[STUDY MATERIAL Boundary: Start]

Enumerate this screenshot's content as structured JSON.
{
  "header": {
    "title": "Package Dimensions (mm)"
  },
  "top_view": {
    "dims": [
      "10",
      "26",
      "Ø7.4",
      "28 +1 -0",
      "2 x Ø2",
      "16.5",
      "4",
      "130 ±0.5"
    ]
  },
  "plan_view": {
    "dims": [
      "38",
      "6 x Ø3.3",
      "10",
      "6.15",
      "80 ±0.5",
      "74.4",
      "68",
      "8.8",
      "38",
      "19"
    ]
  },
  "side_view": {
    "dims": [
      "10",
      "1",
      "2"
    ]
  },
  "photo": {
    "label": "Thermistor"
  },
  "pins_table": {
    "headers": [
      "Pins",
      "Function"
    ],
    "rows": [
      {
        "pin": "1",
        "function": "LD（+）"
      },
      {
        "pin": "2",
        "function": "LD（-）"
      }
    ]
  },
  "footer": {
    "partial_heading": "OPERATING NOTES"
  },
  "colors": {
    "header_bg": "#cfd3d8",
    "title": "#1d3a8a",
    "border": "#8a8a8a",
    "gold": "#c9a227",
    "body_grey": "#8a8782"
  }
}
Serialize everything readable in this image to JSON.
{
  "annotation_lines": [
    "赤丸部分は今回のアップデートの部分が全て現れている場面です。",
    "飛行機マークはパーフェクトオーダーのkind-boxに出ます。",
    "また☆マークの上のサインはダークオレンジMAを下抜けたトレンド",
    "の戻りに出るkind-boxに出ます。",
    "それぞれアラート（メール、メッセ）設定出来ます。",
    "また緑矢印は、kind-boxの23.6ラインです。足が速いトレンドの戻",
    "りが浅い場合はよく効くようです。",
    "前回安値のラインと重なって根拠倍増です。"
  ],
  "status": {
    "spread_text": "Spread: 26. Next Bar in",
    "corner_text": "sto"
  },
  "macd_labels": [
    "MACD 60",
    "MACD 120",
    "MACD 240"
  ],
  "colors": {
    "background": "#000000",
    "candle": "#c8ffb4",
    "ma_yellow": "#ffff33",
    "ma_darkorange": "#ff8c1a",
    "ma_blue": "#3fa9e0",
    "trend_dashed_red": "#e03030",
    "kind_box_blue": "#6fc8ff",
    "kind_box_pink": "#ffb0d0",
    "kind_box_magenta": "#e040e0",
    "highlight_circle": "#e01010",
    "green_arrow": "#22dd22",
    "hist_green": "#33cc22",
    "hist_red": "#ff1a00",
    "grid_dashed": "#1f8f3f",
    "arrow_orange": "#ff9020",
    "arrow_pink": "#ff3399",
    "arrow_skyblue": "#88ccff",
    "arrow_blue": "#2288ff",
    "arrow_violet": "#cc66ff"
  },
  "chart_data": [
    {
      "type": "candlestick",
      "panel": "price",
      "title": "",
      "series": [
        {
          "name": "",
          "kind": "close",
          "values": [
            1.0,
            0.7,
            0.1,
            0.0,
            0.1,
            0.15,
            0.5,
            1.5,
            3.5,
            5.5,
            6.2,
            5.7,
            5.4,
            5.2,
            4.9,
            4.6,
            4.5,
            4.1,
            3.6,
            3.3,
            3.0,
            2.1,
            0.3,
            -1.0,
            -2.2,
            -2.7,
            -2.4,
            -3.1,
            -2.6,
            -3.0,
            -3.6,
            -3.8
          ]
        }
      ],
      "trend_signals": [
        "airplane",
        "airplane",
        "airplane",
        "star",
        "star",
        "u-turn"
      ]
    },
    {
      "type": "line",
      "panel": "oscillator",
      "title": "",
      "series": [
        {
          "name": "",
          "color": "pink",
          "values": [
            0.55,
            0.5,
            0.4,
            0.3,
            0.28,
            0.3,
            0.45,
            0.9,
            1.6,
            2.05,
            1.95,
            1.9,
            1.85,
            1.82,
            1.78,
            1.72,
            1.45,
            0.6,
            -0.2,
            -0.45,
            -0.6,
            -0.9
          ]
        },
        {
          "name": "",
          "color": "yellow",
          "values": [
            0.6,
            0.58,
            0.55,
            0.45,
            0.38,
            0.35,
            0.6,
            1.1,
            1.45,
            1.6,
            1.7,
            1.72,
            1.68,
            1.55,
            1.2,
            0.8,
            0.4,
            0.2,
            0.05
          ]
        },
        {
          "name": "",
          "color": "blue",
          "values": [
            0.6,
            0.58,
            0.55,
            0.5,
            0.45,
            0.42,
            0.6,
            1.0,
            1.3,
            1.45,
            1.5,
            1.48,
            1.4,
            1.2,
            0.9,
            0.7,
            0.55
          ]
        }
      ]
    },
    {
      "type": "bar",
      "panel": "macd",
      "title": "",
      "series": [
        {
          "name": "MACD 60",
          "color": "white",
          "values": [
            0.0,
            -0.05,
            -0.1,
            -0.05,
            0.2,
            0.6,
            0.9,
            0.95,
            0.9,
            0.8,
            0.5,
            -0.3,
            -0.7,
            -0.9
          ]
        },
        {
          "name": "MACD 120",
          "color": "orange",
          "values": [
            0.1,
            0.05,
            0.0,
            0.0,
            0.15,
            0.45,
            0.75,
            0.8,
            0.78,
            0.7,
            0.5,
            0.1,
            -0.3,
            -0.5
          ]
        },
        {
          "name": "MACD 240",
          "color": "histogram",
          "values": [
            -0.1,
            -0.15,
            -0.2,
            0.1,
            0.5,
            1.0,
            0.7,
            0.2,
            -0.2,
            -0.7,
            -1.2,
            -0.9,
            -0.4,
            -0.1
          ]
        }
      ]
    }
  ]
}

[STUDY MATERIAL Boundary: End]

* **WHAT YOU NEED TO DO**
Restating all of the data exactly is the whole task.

* **SOLUTION TO THIS EXERCISE**
Enumerate this screenshot's content as structured JSON.
{
  "header": {
    "title": "Package Dimensions (mm)"
  },
  "top_view": {
    "dims": [
      "10",
      "26",
      "Ø7.4",
      "28 +1 -0",
      "2 x Ø2",
      "16.5",
      "4",
      "130 ±0.5"
    ]
  },
  "plan_view": {
    "dims": [
      "38",
      "6 x Ø3.3",
      "10",
      "6.15",
      "80 ±0.5",
      "74.4",
      "68",
      "8.8",
      "38",
      "19"
    ]
  },
  "side_view": {
    "dims": [
      "10",
      "1",
      "2"
    ]
  },
  "photo": {
    "label": "Thermistor"
  },
  "pins_table": {
    "headers": [
      "Pins",
      "Function"
    ],
    "rows": [
      {
        "pin": "1",
        "function": "LD（+）"
      },
      {
        "pin": "2",
        "function": "LD（-）"
      }
    ]
  },
  "footer": {
    "partial_heading": "OPERATING NOTES"
  },
  "colors": {
    "header_bg": "#cfd3d8",
    "title": "#1d3a8a",
    "border": "#8a8a8a",
    "gold": "#c9a227",
    "body_grey": "#8a8782"
  }
}
Serialize everything readable in this image to JSON.
{
  "annotation_lines": [
    "赤丸部分は今回のアップデートの部分が全て現れている場面です。",
    "飛行機マークはパーフェクトオーダーのkind-boxに出ます。",
    "また☆マークの上のサインはダークオレンジMAを下抜けたトレンド",
    "の戻りに出るkind-boxに出ます。",
    "それぞれアラート（メール、メッセ）設定出来ます。",
    "また緑矢印は、kind-boxの23.6ラインです。足が速いトレンドの戻",
    "りが浅い場合はよく効くようです。",
    "前回安値のラインと重なって根拠倍増です。"
  ],
  "status": {
    "spread_text": "Spread: 26. Next Bar in",
    "corner_text": "sto"
  },
  "macd_labels": [
    "MACD 60",
    "MACD 120",
    "MACD 240"
  ],
  "colors": {
    "background": "#000000",
    "candle": "#c8ffb4",
    "ma_yellow": "#ffff33",
    "ma_darkorange": "#ff8c1a",
    "ma_blue": "#3fa9e0",
    "trend_dashed_red": "#e03030",
    "kind_box_blue": "#6fc8ff",
    "kind_box_pink": "#ffb0d0",
    "kind_box_magenta": "#e040e0",
    "highlight_circle": "#e01010",
    "green_arrow": "#22dd22",
    "hist_green": "#33cc22",
    "hist_red": "#ff1a00",
    "grid_dashed": "#1f8f3f",
    "arrow_orange": "#ff9020",
    "arrow_pink": "#ff3399",
    "arrow_skyblue": "#88ccff",
    "arrow_blue": "#2288ff",
    "arrow_violet": "#cc66ff"
  },
  "chart_data": [
    {
      "type": "candlestick",
      "panel": "price",
      "title": "",
      "series": [
        {
          "name": "",
          "kind": "close",
          "values": [
            1.0,
            0.7,
            0.1,
            0.0,
            0.1,
            0.15,
            0.5,
            1.5,
            3.5,
            5.5,
            6.2,
            5.7,
            5.4,
            5.2,
            4.9,
            4.6,
            4.5,
            4.1,
            3.6,
            3.3,
            3.0,
            2.1,
            0.3,
            -1.0,
            -2.2,
            -2.7,
            -2.4,
            -3.1,
            -2.6,
            -3.0,
            -3.6,
            -3.8
          ]
        }
      ],
      "trend_signals": [
        "airplane",
        "airplane",
        "airplane",
        "star",
        "star",
        "u-turn"
      ]
    },
    {
      "type": "line",
      "panel": "oscillator",
      "title": "",
      "series": [
        {
          "name": "",
          "color": "pink",
          "values": [
            0.55,
            0.5,
            0.4,
            0.3,
            0.28,
            0.3,
            0.45,
            0.9,
            1.6,
            2.05,
            1.95,
            1.9,
            1.85,
            1.82,
            1.78,
            1.72,
            1.45,
            0.6,
            -0.2,
            -0.45,
            -0.6,
            -0.9
          ]
        },
        {
          "name": "",
          "color": "yellow",
          "values": [
            0.6,
            0.58,
            0.55,
            0.45,
            0.38,
            0.35,
            0.6,
            1.1,
            1.45,
            1.6,
            1.7,
            1.72,
            1.68,
            1.55,
            1.2,
            0.8,
            0.4,
            0.2,
            0.05
          ]
        },
        {
          "name": "",
          "color": "blue",
          "values": [
            0.6,
            0.58,
            0.55,
            0.5,
            0.45,
            0.42,
            0.6,
            1.0,
            1.3,
            1.45,
            1.5,
            1.48,
            1.4,
            1.2,
            0.9,
            0.7,
            0.55
          ]
        }
      ]
    },
    {
      "type": "bar",
      "panel": "macd",
      "title": "",
      "series": [
        {
          "name": "MACD 60",
          "color": "white",
          "values": [
            0.0,
            -0.05,
            -0.1,
            -0.05,
            0.2,
            0.6,
            0.9,
            0.95,
            0.9,
            0.8,
            0.5,
            -0.3,
            -0.7,
            -0.9
          ]
        },
        {
          "name": "MACD 120",
          "color": "orange",
          "values": [
            0.1,
            0.05,
            0.0,
            0.0,
            0.15,
            0.45,
            0.75,
            0.8,
            0.78,
            0.7,
            0.5,
            0.1,
            -0.3,
            -0.5
          ]
        },
        {
          "name": "MACD 240",
          "color": "histogram",
          "values": [
            -0.1,
            -0.15,
            -0.2,
            0.1,
            0.5,
            1.0,
            0.7,
            0.2,
            -0.2,
            -0.7,
            -1.2,
            -0.9,
            -0.4,
            -0.1
          ]
        }
      ]
    }
  ]
}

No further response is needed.